The Snowmass Contemplative Group

In the early 1980′s Father Thomas Keating, a Catholic priest, sponsored a meeting of contemplatives from many different religions. The group represented a few Christian denominations as well as Zen, Tibetan, Islam, Judaism, Native American & Nonaligned. They found the meeting very productive and decided to have annual meetings. Each year they have a meeting at a monastery of a different tradition, and share the daily practice of that tradition as a part of the meetings. The purpose of the meetings was to establish what common understandings they-had achieved as a result of their diverse practices.

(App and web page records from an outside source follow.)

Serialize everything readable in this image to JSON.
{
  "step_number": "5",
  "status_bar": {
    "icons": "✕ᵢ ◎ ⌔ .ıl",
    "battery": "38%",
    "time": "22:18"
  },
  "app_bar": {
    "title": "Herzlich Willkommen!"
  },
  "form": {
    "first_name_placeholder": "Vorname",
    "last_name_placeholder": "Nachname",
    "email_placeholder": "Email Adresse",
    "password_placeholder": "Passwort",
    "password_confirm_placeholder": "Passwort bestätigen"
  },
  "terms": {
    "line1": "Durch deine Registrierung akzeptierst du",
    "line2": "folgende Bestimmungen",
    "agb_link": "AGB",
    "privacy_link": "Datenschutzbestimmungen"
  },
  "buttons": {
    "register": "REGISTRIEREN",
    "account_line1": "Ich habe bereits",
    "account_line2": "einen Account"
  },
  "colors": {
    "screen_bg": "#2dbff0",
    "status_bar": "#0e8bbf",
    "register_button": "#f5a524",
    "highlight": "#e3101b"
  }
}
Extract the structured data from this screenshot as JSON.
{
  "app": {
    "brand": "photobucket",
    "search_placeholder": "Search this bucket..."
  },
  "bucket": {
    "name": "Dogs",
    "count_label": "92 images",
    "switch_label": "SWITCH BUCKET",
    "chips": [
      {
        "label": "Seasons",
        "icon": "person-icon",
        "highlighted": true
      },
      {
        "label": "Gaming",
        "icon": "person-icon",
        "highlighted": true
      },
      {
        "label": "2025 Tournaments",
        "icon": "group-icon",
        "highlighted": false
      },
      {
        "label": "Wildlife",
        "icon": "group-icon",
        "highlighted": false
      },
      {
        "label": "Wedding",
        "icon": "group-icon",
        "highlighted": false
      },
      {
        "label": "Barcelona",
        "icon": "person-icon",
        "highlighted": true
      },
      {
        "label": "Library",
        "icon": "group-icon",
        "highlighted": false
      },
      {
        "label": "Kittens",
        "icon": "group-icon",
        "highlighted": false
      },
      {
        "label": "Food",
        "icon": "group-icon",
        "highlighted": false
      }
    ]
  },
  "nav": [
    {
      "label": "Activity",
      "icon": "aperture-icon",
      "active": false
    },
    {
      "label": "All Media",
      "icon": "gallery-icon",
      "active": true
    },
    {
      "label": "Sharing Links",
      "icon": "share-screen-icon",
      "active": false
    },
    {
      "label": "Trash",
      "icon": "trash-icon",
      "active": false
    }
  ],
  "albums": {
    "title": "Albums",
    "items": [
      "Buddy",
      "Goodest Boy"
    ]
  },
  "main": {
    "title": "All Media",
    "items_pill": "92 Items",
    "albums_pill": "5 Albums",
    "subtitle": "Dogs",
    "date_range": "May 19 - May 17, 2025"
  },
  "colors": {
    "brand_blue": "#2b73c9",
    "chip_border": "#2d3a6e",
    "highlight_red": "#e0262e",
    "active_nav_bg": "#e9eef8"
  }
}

The group has become known as the Snowmass Contemplative Group because the first of these meetings was held in the Trappist monastery in Snowmass, Colorado.

When scholars from different religious traditions meet, they argue endlessly about their different beliefs. When contemplatives from different religious traditions meet, they celebrate their common understandings. Because of their direct personal understanding, they were able to comprehend experiences which in words are described in many different ways. The Snowmass Contemplative Group has established seven Points of Agreement that they have been refining over the years:

  1. The potential for enlightenment is in every person.

  2. The human mind cannot comprehend ultimate reality, but ultimate reality can be experienced.

  3. The ultimate reality is the source of all existence.

  4. Faith is opening, accepting & responding to ultimate reality.

  5. Confidence in oneself as rooted in the ultimate reality is the necessary corollary to faith in the ultimate reality.

  6. As long as the human experience is experienced as separate from the ultimate realty it is subject to ignorance, illusion, weakness and suffering.

  7. Disciplined practice is essential to the spiritual journey, yet spiritual attainment is not the result of one’s effort but the experience of oneness with ultimate reality.

Saints and Psychopaths by Willian L Hamilton

You cannot “judge” an ethical system objectively. But you can observe it objectively and you can measure it objectively. Such empiricism once formed the foundation for the Age of Reason. Mystics are less like moral philosophers arguing doctrine than they are scientists reconciling separate experiments.

  1. For more information about this philosophical framework, read The Chrysanthemum and the Sword by Ruth Benedict. ↩︎

  2. For more information about this way of life, read Arabian Sands by Wilfred Thesiger. ↩︎